ACTIVITY: Search the records below for the word "财务资料". Pull out each line that has it.

Dataset rows describing interfaces:
· · ·

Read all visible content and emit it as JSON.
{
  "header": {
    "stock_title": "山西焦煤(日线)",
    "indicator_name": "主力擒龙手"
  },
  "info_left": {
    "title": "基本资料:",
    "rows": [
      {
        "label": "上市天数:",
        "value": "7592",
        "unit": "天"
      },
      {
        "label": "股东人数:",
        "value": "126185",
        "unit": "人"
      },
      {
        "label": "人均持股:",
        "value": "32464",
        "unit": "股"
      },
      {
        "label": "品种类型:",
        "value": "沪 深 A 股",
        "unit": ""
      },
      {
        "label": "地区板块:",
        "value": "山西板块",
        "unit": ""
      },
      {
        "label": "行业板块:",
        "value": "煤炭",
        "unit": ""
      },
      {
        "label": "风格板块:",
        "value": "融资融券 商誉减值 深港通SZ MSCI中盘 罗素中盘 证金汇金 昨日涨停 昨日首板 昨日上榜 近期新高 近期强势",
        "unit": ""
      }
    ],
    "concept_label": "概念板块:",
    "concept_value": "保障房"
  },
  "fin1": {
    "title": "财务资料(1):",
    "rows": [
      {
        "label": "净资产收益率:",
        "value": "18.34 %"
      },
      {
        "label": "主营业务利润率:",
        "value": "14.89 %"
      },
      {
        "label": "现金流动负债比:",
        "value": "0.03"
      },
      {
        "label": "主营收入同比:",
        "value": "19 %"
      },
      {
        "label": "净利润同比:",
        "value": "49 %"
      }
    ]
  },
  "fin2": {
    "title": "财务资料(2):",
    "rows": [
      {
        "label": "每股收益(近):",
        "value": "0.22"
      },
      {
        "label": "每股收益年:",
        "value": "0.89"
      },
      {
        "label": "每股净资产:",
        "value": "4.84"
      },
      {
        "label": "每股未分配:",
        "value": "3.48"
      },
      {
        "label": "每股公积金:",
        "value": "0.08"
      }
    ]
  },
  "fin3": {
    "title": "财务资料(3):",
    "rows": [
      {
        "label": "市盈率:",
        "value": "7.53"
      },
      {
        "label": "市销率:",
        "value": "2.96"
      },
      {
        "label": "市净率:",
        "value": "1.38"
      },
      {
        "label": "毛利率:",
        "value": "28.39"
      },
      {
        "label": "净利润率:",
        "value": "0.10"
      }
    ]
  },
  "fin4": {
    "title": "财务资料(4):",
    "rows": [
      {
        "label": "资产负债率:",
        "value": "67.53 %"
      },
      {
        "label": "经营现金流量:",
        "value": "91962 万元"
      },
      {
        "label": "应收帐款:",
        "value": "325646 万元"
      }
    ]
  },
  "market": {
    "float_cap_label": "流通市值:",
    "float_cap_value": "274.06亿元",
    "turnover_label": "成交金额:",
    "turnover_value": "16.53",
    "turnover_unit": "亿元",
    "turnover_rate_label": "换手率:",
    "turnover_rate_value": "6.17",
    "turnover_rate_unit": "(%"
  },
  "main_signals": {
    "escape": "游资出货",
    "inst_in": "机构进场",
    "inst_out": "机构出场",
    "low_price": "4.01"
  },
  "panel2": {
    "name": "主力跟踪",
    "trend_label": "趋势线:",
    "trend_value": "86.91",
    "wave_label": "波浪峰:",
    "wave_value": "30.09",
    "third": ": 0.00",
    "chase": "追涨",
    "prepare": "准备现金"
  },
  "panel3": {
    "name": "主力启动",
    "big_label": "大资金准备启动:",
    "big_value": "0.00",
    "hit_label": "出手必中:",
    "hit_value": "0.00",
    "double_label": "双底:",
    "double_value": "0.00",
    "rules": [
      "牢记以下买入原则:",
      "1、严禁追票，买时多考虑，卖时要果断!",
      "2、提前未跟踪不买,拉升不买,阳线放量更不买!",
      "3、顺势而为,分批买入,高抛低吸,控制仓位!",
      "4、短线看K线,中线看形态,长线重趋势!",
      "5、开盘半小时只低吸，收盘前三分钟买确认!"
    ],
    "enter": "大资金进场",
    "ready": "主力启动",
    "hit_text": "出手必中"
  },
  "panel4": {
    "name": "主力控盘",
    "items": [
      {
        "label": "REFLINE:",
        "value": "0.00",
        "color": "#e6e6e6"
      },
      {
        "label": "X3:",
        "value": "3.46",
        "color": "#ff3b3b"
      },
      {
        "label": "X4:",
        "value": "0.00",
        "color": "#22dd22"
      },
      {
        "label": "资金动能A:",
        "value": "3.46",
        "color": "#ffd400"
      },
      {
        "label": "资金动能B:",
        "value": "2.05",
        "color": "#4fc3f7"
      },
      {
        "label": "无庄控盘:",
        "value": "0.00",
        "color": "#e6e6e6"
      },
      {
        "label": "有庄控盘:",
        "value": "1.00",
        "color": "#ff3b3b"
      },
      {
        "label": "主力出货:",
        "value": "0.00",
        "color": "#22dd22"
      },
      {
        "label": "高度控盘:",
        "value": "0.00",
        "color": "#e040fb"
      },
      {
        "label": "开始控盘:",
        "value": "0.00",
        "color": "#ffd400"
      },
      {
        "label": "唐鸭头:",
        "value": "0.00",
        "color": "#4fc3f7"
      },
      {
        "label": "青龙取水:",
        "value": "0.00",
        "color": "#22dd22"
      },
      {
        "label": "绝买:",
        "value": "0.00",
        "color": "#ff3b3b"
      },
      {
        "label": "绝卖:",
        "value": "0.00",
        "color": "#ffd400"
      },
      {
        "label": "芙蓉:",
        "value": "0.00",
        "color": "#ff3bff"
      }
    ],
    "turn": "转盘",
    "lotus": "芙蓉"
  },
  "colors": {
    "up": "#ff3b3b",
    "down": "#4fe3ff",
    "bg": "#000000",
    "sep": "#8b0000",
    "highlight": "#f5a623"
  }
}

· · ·

WRITTEN RESPONSE:
    "title": "财务资料(1):",
    "title": "财务资料(2):",
    "title": "财务资料(3):",
    "title": "财务资料(4):",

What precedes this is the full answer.